The Pentagon plans to resume programs that would pay for military training and equipment in Yemen, nearly a year after halting aid to the key counterterrorism partner because of escalating internal chaos.
While no agreements have been cemented, U.S. defense officials said as much as $75 million in military assistance could begin to flow this year. The officials said the Pentagon and State Department are putting together a letter to send to Congress to request restarted the aid.
The plan is in line with the Obama administration's intention to provide significant security and civilian aid to Yemen in 2012-13 as long as the Middle Eastern country makes progress toward a new government and the money is kept from insurgents.
One senior military official said discussions have begun over how best the United States can help Yemen, which is putting a new U.S.-backed government in place. The official said it may be difficult to relaunch the counterterrorism training that was suspended about a year ago because Yemeni forces are engaged in battle with the al-Qaida-linked insurgency based in the country.
Instead, the training program could shift to focus less on fighting tactics and more on how to plan combat operations and strategize against the enemy.
The officials spoke on condition of anonymity because no final decisions have been made.
Widespread protests, coupled with pressure from the U.S., led to the ouster of longtime ruler Ali Abdullah Saleh. U.S. leaders have said they believe that new president, Abed Rabbo Mansour Hadi, will be a good partner to the U.S.
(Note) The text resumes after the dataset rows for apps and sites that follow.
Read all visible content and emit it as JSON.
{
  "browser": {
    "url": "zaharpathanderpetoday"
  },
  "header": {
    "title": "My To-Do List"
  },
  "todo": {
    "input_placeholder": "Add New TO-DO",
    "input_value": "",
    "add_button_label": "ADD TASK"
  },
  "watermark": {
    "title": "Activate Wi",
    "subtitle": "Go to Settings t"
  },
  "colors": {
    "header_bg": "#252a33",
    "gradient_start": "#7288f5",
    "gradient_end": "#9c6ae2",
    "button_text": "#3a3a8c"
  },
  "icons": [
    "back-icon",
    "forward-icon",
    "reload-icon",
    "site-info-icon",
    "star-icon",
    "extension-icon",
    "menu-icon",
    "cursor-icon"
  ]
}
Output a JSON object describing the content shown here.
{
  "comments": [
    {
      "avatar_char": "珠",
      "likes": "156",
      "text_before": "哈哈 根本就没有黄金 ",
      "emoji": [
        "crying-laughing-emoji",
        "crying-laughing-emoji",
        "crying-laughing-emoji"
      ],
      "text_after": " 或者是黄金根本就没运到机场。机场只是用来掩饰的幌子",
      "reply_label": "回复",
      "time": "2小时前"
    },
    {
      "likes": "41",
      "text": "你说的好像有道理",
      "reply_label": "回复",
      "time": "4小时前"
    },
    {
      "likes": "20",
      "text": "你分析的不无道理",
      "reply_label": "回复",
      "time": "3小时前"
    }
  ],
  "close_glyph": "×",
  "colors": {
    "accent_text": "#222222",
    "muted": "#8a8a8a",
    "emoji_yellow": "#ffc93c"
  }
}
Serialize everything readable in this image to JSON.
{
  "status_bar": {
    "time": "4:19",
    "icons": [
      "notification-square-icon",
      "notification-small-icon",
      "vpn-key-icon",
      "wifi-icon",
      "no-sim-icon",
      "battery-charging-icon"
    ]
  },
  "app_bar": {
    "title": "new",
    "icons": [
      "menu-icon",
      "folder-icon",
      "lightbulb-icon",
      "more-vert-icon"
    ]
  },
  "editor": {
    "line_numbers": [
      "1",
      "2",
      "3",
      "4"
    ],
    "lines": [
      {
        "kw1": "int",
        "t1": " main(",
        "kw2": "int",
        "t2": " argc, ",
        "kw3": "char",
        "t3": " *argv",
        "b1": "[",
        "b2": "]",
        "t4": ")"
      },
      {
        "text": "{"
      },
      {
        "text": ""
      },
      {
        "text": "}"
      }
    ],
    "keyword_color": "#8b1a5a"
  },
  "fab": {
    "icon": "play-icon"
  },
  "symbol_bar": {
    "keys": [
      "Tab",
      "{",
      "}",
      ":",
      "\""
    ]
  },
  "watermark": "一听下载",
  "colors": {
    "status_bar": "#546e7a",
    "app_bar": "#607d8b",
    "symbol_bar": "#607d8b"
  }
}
The renewed effort come as al-Qaida in the Arabian Peninsula also is experiencing its own transition. While often described as the chief terrorist threat for strikes inside the U.S., the group hasn't surfaced as a main source in any domestic threats for more than a year.
The killing in a U.S. drone strike last fall in Yemen of Anwar al-Awlaki, the U.S.-born radical militant cleric, has set back the group's efforts outside Yemen. Al-Awlaki was linked to the planning and execution of several attacks targeting U.S. and Western interests, including the attempt to down a Detroit-bound airliner in 2009 and the plot to bomb cargo planes in 2010.
But it's hard to tell how long the lull may last.
"What we don't necessarily know is are they going to be focusing much more on Yemen, or is it a short-term thing, to be able to build up time and capacity to be able to strike at a far enemy," said Frank Cilluffo, director of a homeland security studies program at George Washington University. He was White House domestic security adviser to President George W. Bush.
Officials warn that the group has taken broad advantage of the unrest in Yemen to expand its foothold in the south, capture weapons, ammunition and equipment and score successes against the Yemeni military.
Yemeni military officials said Saturday that two U.S. airstrikes killed at least 18 al-Qaida-linked militants in an evening attack on a central province that had been partly overrun by the group this year. A U.S. Central Command spokesman declined to comment on any American role in the strikes.
Al-Qaida in the Arab Peninsula "has been degraded by the strike and the loss of al-Awlaki, but that doesn't mean they are not a threat," said Stewart Baker, a former assistant secretary at the Department of Homeland Security who is now with the law firm of Steptoe & Johnson. "Their talent pool was thin and made thinner."
But counterterrorism experts said the al-Qaida affiliate has proved willing to attempt attacks and fail, in the hopes of an eventual success. Cilluffo said the group still represents the most active and focused domestic threat to the U.S., largely because bomb-maker Ibrahim al-Asiri is alive and active.
The U.S. has poured more than $326 million in security and civilian assistance into Yemen since 2007, fueled by the escalating threat from the Yemen-based al-Qaida in the Arabian Peninsula. The aid abruptly stopped last year as political and security unrest raged.
Initial plans by the Pentagon to send at least $150 million in aid to Yemen last year were shut down and no new military aid was approved.
Pentagon leaders have as much as $350 million to spend on military aid to foreign countries this year, and according to congressional restrictions, as much as $75 million can go to Yemen. Congress also requires the Pentagon and State Department to defend the spending and assure the proper use of any assistance.
On the civilian side, the State Department and the U.S. Agency for International Development, under a directive from the National Security Council, have begun a new review to assess the situation in Yemen following the recent presidential election and to determine how best to provide development support, according to a new government report.
Since 2007, Yemen has received about $316 million in U.S. civilian aid, including humanitarian, education, development and refugee assistance.
The military money, in addition to providing counterterrorism training, has also paid for aircraft, radios, rifles, patrol boats, trucks and other equipment.